By Bob Duncan
I would like to take a few minutes of your precious time in order to imagine a Scotland very different from today’s. A Scotland which could only come about once we no longer need to seek the permission of the Westminster before acting to create our future. A Scotland which could never come about under devolution, whether min, max, plus or sugar-free.
Imagine a Scotland where every citizen has a right to a basic guaranteed income, funded by the state. An arrangement very like a state pension, but paid from birth, with its value rising from infancy to adulthood.
Just to make it easier to envisage, let’s say that each adult receives £100 per week, and parents get £50 per week for each child. That would give a family of four an income of £15,600 pa, and a single adult an income of £5200 pa. The numbers are merely indicative.
This income, let’s call it Civic Credit, would be untaxed and would be paid to every citizen, regardless of their income or employment status.
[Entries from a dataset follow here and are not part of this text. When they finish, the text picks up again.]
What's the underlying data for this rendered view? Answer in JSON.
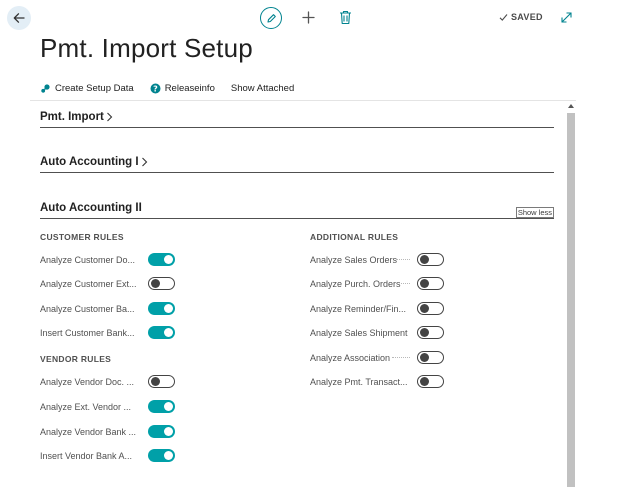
{
  "header": {
    "saved_label": "SAVED",
    "icons": [
      "back-arrow-icon",
      "edit-pencil-icon",
      "plus-icon",
      "trash-icon",
      "checkmark-icon",
      "expand-icon"
    ]
  },
  "page": {
    "title": "Pmt. Import Setup"
  },
  "actions": [
    {
      "label": "Create Setup Data",
      "icon": "setup-icon"
    },
    {
      "label": "Releaseinfo",
      "icon": "help-circle-icon"
    },
    {
      "label": "Show Attached",
      "icon": ""
    }
  ],
  "fasttabs": {
    "pmt_import": {
      "title": "Pmt. Import"
    },
    "auto_accounting_1": {
      "title": "Auto Accounting I"
    },
    "auto_accounting_2": {
      "title": "Auto Accounting II",
      "show_less": "Show less"
    }
  },
  "customer_rules": {
    "title": "CUSTOMER RULES",
    "items": [
      {
        "label": "Analyze Customer Do...",
        "on": true
      },
      {
        "label": "Analyze Customer Ext...",
        "on": false
      },
      {
        "label": "Analyze Customer Ba...",
        "on": true
      },
      {
        "label": "Insert Customer Bank...",
        "on": true
      }
    ]
  },
  "vendor_rules": {
    "title": "VENDOR RULES",
    "items": [
      {
        "label": "Analyze Vendor Doc. ...",
        "on": false
      },
      {
        "label": "Analyze Ext. Vendor ...",
        "on": true
      },
      {
        "label": "Analyze Vendor Bank ...",
        "on": true
      },
      {
        "label": "Insert Vendor Bank A...",
        "on": true
      }
    ]
  },
  "additional_rules": {
    "title": "ADDITIONAL RULES",
    "items": [
      {
        "label": "Analyze Sales Orders",
        "on": false
      },
      {
        "label": "Analyze Purch. Orders",
        "on": false
      },
      {
        "label": "Analyze Reminder/Fin...",
        "on": false
      },
      {
        "label": "Analyze Sales Shipment",
        "on": false
      },
      {
        "label": "Analyze Association",
        "on": false
      },
      {
        "label": "Analyze Pmt. Transact...",
        "on": false
      }
    ]
  },
  "colors": {
    "accent": "#00a0a8",
    "edit_ring": "#00838f",
    "back_bg": "#e3eef6"
  }
}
It would replace all forms of basic income support such as income support, tax credits, jobseeker’s allowance, child tax credit, child benefit etc.
This would be funded by a progressive income tax, designed to be redistributive. Income tax would be payable on all income, other than benefits, and there would be no tax-free thresholds and no social security.
Banding would be used to ensure that those on middle incomes would retain around the same post-tax income as now, less the amount of the Civic Credit, giving them the same approximate disposable income as at present.
The lower band might be set at 30%, the middle band (say above £40k pa) at 45% and the upper band (say over £100k pa) at 60%. At these rates and bands, a single person would pay the following effective rates of income tax, taking the civic Credit into account:
Salary of £20,000 pa – 14% tax
Salary of £60,000 pa – 32% tax
Salary of £150,000 pa – 47% tax
These figures are provided solely to make the proposed system easier to visualise, and are not intended as a serious proposal of a worked out system. They do, however, demonstrate the progressive nature of the tax system which would result.
The main advantage of this system is that it would remove the need for most of the benefits paid by the welfare system, while providing a safety net for everyone in the country.
Child poverty would be eliminated immediately. Administrative overhead would be markedly reduced. It would also substantially wipe out fraud, as there would be little scope or point.
Combine this with a simplified taxation system, provided by a brand new Scottish Revenue without the baggage of HMRC, and a legal framework which mitigates against tax avoidance. We could construct a combined tax and benefit system which is in line with the progressive aspirations of the majority of Scots.
Might that not be a compelling reason to vote yes to independence.
I offer this sketch, not as a template for a future Scotland, but as an example of the sort of vision which can be contemplated when starting afresh. The referendum on independence offers us a once in a lifetime opportunity to rethink everything we have taken for granted for centuries.
Just as crucially, perhaps, we risk the failure of the referendum, if we fail to inspire.
Presenting an anodyne view of independence which minimises the shock of the new will do little to inspire those who are currently undecided. The more aspects of life we assert will be unchanged by independence, the less compelling the need for change will appear.
Why take a leap of faith when the place you will land looks so much like the place you are standing.
And that will leave the game to be won by the nay-sayers, the scaremongers, the fearties and the self-interested. Those who Margo MacDonald has dubbed the “abominable no men”.
That is not to say that it is wrong to counter unionist fears with well-laid plans, nor that is it wrong to fight just one battle at a time.
But surely this is also the time for radical, creative, visionary thinking which demonstrates the purpose of self-determination by showing us what we might use it to achieve.
And what could be more inspiring than that.
Courtesy of http://hebtalk.blogspot.co.uk